Seller's Agent
In order for a realtor to list a property for sale on the Multiple Listings Service (MLS), the Real Estate Board of Greater Vancouver requires completion of a listing agreement. By signing the listing agreement with you, the realtor has commited to uphold the obligations mentioned above.

Buyer's Agent
The contract of purchase and sale is completed when an offer is made by a buyer to purchase a seller's property. The contract outlines the terms and conditions of the offer, such as the offer price and any subject conditions. The seller may reject the offer or make a counter offer. Once all the terms have been accepted and both the seller and the buyer have signed the contract, each party is legally bound to fulfill the condtions of the contract.
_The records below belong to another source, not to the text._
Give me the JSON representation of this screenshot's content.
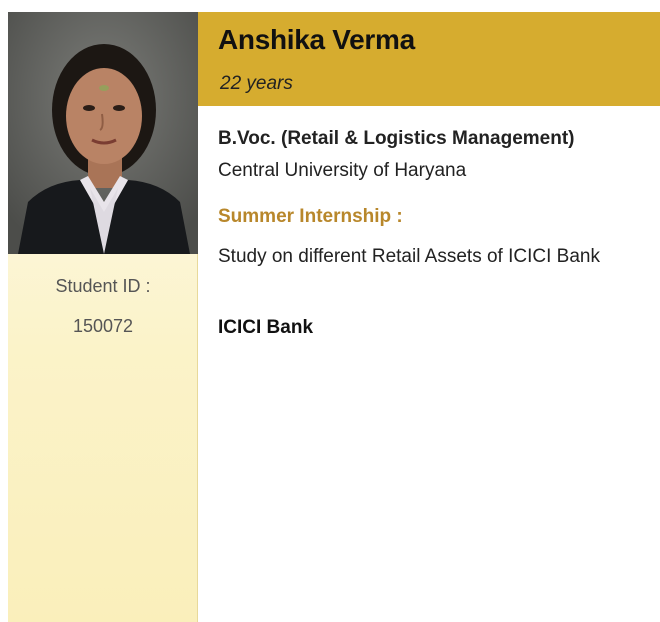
{
  "profile": {
    "name": "Anshika Verma",
    "age": "22 years",
    "student_id_label": "Student ID :",
    "student_id": "150072",
    "degree": "B.Voc. (Retail & Logistics Management)",
    "university": "Central University of Haryana",
    "section_title": "Summer Internship :",
    "project": "Study on different Retail Assets of ICICI Bank",
    "company": "ICICI Bank"
  },
  "colors": {
    "header_band": "#d6ac2f",
    "section_title": "#b8872b",
    "left_column": "#fbf3c9"
  },
  "photo": {
    "description_icon": "student-portrait"
  }
}
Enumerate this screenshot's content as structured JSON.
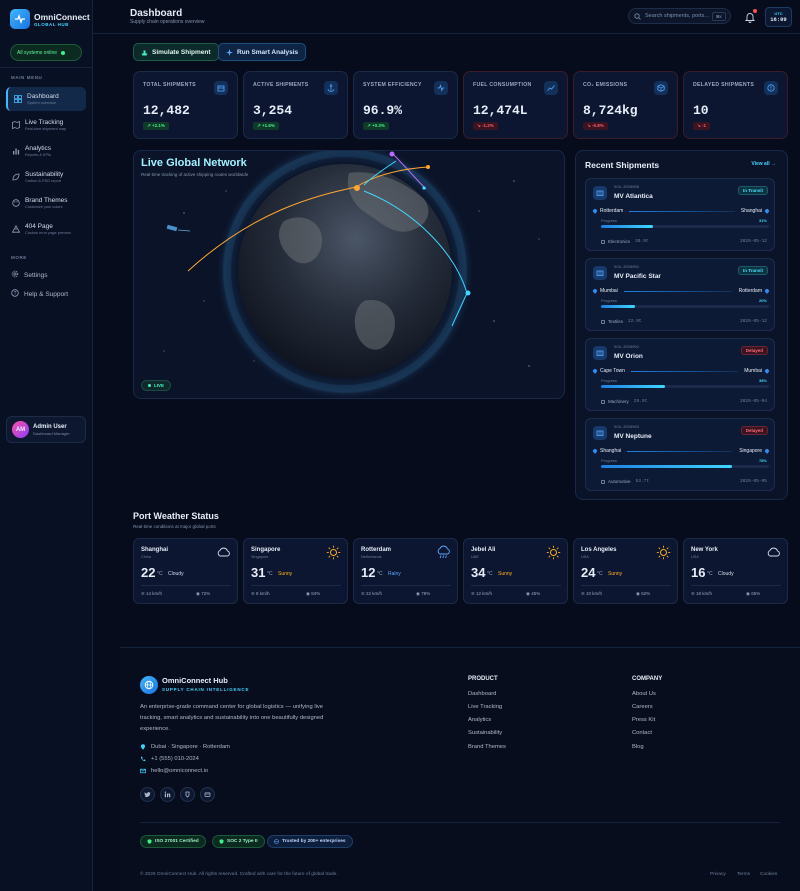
{
  "brand": {
    "name": "OmniConnect",
    "sub": "GLOBAL HUB"
  },
  "status": "All systems online",
  "sidebar": {
    "main_label": "MAIN MENU",
    "items": [
      {
        "title": "Dashboard",
        "sub": "System overview",
        "icon": "grid-icon"
      },
      {
        "title": "Live Tracking",
        "sub": "Real-time shipment map",
        "icon": "map-icon"
      },
      {
        "title": "Analytics",
        "sub": "Reports & KPIs",
        "icon": "bar-chart-icon"
      },
      {
        "title": "Sustainability",
        "sub": "Carbon & ESG report",
        "icon": "leaf-icon"
      },
      {
        "title": "Brand Themes",
        "sub": "Customize your colors",
        "icon": "palette-icon"
      },
      {
        "title": "404 Page",
        "sub": "Custom error page preview",
        "icon": "warning-icon"
      }
    ],
    "more_label": "MORE",
    "more": [
      {
        "title": "Settings",
        "icon": "gear-icon"
      },
      {
        "title": "Help & Support",
        "icon": "help-icon"
      }
    ]
  },
  "user": {
    "initials": "AM",
    "name": "Admin User",
    "role": "Dashboard Manager"
  },
  "header": {
    "title": "Dashboard",
    "subtitle": "Supply chain operations overview",
    "search_placeholder": "Search shipments, ports...",
    "search_kbd": "⌘K",
    "tz": "UTC",
    "time": "16:09"
  },
  "actions": {
    "simulate": "Simulate Shipment",
    "analysis": "Run Smart Analysis"
  },
  "kpis": [
    {
      "label": "TOTAL SHIPMENTS",
      "value": "12,482",
      "delta": "↗ +2.1%",
      "dir": "up",
      "icon": "package-icon"
    },
    {
      "label": "ACTIVE SHIPMENTS",
      "value": "3,254",
      "delta": "↗ +1.6%",
      "dir": "up",
      "icon": "anchor-icon"
    },
    {
      "label": "SYSTEM EFFICIENCY",
      "value": "96.9%",
      "delta": "↗ +0.3%",
      "dir": "up",
      "icon": "pulse-icon"
    },
    {
      "label": "FUEL CONSUMPTION",
      "value": "12,474L",
      "delta": "↘ -1.2%",
      "dir": "down",
      "icon": "trend-icon"
    },
    {
      "label": "CO₂ EMISSIONS",
      "value": "8,724kg",
      "delta": "↘ -0.8%",
      "dir": "down",
      "icon": "cube-icon"
    },
    {
      "label": "DELAYED SHIPMENTS",
      "value": "10",
      "delta": "↘ -1",
      "dir": "down",
      "icon": "alert-icon"
    }
  ],
  "globe": {
    "title": "Live Global Network",
    "subtitle": "Real-time tracking of active shipping routes worldwide",
    "live": "LIVE"
  },
  "recent": {
    "title": "Recent Shipments",
    "view_all": "View all →",
    "progress_label": "Progress",
    "items": [
      {
        "id": "OCN-2026008",
        "name": "MV Atlantica",
        "status": "In Transit",
        "kind": "transit",
        "origin": "Rotterdam",
        "dest": "Shanghai",
        "progress_text": "31%",
        "progress": 0.31,
        "cargo": "Electronics",
        "weight": "30.9t",
        "date": "2026-05-12"
      },
      {
        "id": "OCN-2026001",
        "name": "MV Pacific Star",
        "status": "In Transit",
        "kind": "transit",
        "origin": "Mumbai",
        "dest": "Rotterdam",
        "progress_text": "20%",
        "progress": 0.2,
        "cargo": "Textiles",
        "weight": "22.9t",
        "date": "2026-05-12"
      },
      {
        "id": "OCN-2026002",
        "name": "MV Orion",
        "status": "Delayed",
        "kind": "delayed",
        "origin": "Cape Town",
        "dest": "Mumbai",
        "progress_text": "38%",
        "progress": 0.38,
        "cargo": "Machinery",
        "weight": "29.9t",
        "date": "2026-05-04"
      },
      {
        "id": "OCN-2026003",
        "name": "MV Neptune",
        "status": "Delayed",
        "kind": "delayed",
        "origin": "Shanghai",
        "dest": "Singapore",
        "progress_text": "78%",
        "progress": 0.78,
        "cargo": "Automotive",
        "weight": "53.7t",
        "date": "2026-05-05"
      }
    ]
  },
  "weather": {
    "title": "Port Weather Status",
    "subtitle": "Real-time conditions at major global ports",
    "unit": "°C",
    "ports": [
      {
        "city": "Shanghai",
        "country": "China",
        "temp": "22",
        "cond": "Cloudy",
        "wind": "14 km/h",
        "hum": "72%",
        "icon": "cloud-icon",
        "cond_color": "#d5deec"
      },
      {
        "city": "Singapore",
        "country": "Singapore",
        "temp": "31",
        "cond": "Sunny",
        "wind": "8 km/h",
        "hum": "84%",
        "icon": "sun-icon",
        "cond_color": "#ffb020"
      },
      {
        "city": "Rotterdam",
        "country": "Netherlands",
        "temp": "12",
        "cond": "Rainy",
        "wind": "22 km/h",
        "hum": "78%",
        "icon": "rain-icon",
        "cond_color": "#5aa8ff"
      },
      {
        "city": "Jebel Ali",
        "country": "UAE",
        "temp": "34",
        "cond": "Sunny",
        "wind": "12 km/h",
        "hum": "45%",
        "icon": "sun-icon",
        "cond_color": "#ffb020"
      },
      {
        "city": "Los Angeles",
        "country": "USA",
        "temp": "24",
        "cond": "Sunny",
        "wind": "10 km/h",
        "hum": "62%",
        "icon": "sun-icon",
        "cond_color": "#ffb020"
      },
      {
        "city": "New York",
        "country": "USA",
        "temp": "16",
        "cond": "Cloudy",
        "wind": "18 km/h",
        "hum": "65%",
        "icon": "cloud-icon",
        "cond_color": "#d5deec"
      }
    ]
  },
  "footer": {
    "name": "OmniConnect Hub",
    "tagline": "SUPPLY CHAIN INTELLIGENCE",
    "desc": "An enterprise-grade command center for global logistics — unifying live tracking, smart analytics and sustainability into one beautifully designed experience.",
    "location": "Dubai · Singapore · Rotterdam",
    "phone": "+1 (555) 010-2024",
    "email": "hello@omniconnect.io",
    "social": [
      "twitter-icon",
      "linkedin-icon",
      "github-icon",
      "mail-icon"
    ],
    "product_title": "PRODUCT",
    "product": [
      "Dashboard",
      "Live Tracking",
      "Analytics",
      "Sustainability",
      "Brand Themes"
    ],
    "company_title": "COMPANY",
    "company": [
      "About Us",
      "Careers",
      "Press Kit",
      "Contact",
      "Blog"
    ],
    "certs": [
      "ISO 27001 Certified",
      "SOC 2 Type II",
      "Trusted by 200+ enterprises"
    ],
    "copyright": "© 2026 OmniConnect Hub. All rights reserved. Crafted with care for the future of global trade.",
    "legal": [
      "Privacy",
      "Terms",
      "Cookies"
    ]
  },
  "colors": {
    "accent": "#3fd6ff",
    "brand": "#1873e0",
    "success": "#3ff08a",
    "danger": "#ff5a6e",
    "background": "#060c1c"
  }
}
Dual Agency
Dual agency is created when an agent represents both the buyer and the seller. This can happen if a realtor who is representing a buyer sell one of his or her own listings to that buyer. A dual agent must be impartial to both the buyer and the seller and fully disclose all information pertinent to the transaction. A realtor can be a dual agent only if both the seller and the buyer agree in writing.


The purchase of real estate represents amajor transaction in one's life. The transfer of real estate is often accompanied by a mortgage, and the adjustment of the matters between the Seller and the Buyer involves a complex set of procedures. The property title and tax record must be reviewed to ensure that the Buyer does not inherit the Seller's liabilities. Deposits, holdbacks, surveys, appraisals, mortgage proceeds and discharges, property transfer tax, GST, must all be accurately taken care of. To complete these tasks, one needs to have an expert on whom they can rely. Both lawyers and notaries have the expertise and are empowered to prepare and register real estate documents including transfer and mortgages.

In the area of practice involving changes to the title of real estate, notaries and lawyers perform the same tasks. The expected duty of care is exactly the same. Unlike lawyers, however, notaries do not represent their clients in court, nor do they handle lawsuits on behalf of their clients.

When you have made a commitment to purchase a home, make sure you explore the opportunity of having your transaction completed with a Lawyer or your local Notary Public.

For contact information see resources.